Enter a search term.
line drawing document and pencil

File a claim

Need to file an insurance claim? We’ll make the process as supportive, simple and swift as possible.

Action Teams

If you want to make an impact in your community but aren't sure where to begin, we're here to help.
Illustration of stairs and arrow pointing upward

Contact support

Can’t find what you’re looking for? Need to discuss a complex question? Let us know—we’re happy to help.
Use the search bar above to find information throughout our website. Or choose a topic you want to learn more about.

How the SECURE Act 2.0 may help employees with student loans

Two male colleagues working together at a computer.
SrdjanPav/Getty Images

Deciding between paying your student loans and saving for retirement is a conundrum for many younger workers. You want to reduce your student loan balance, but know that saving for retirement is also important. Thanks to the SECURE Act 2.0 student loan provisions that take effect in 2024, your employer may offer you a better chance of doing both.

Secure Act 2.0 & student loan matching

Employer-sponsored retirement accounts, like 401(k)s, 403(b)s and SIMPLE IRAs, provide the opportunity for workers to save for retirement with the possibility of employers kicking in money as well. Often, if you contribute a certain percentage of your salary to your retirement plan, employers typically have a policy of putting in a matching portion. Choosing to divert some of your paycheck to retirement can be hard to do when you also feel like you should use that money to pay off student loan debt.

The recent federal legislation known as the SECURE Act 2.0 is a game-changer. Beginning in 2024, when you make student loan payments, your employer will have the option to match your student loan payments as if they were payments to a qualified retirement plan. Under the new law, your loan payments will be treated as elective deferrals just like your contributions, triggering SECURE Act 2.0 employer-matching contribution policies. This allows eligible employees of employers who choose to offer this match, to make saving for retirement a priority and not miss out on matching contributions for their retirement plans.
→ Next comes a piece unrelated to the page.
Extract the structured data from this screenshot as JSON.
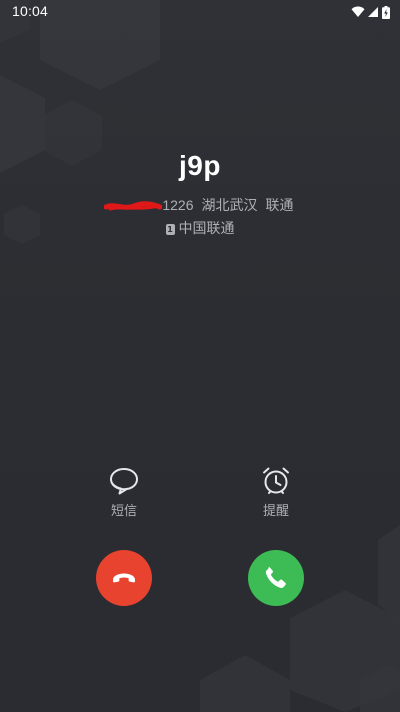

Qualifications for getting a student loan match

Your loan payment must be for a qualified student loan (according to IRS guidelines) that was taken out to pay for higher education costs—like tuition, fees, books or expenses—for you, your spouse or a dependent. Loans used for expenses like room and board, non-credit courses and sports are not eligible.

The student must have been enrolled at least half-time in a program that leads to a certificate or degree. There is no requirement that the student must graduate.

Check with your employer to find out if they have a matching program for their retirement plan and if they will be offering to match student loan payments as well. If they do match, find out what documentation they need for your loan payments to match them when the option becomes available.

Get help navigating Secure Act 2.0 changes

It's important to discuss these SECURE Act 2.0 changes as well as the other significant changes in the law with an experienced professional. Consider reaching out to a local financial advisor to learn more about the legislative updates and how you can use them to optimize your financial security.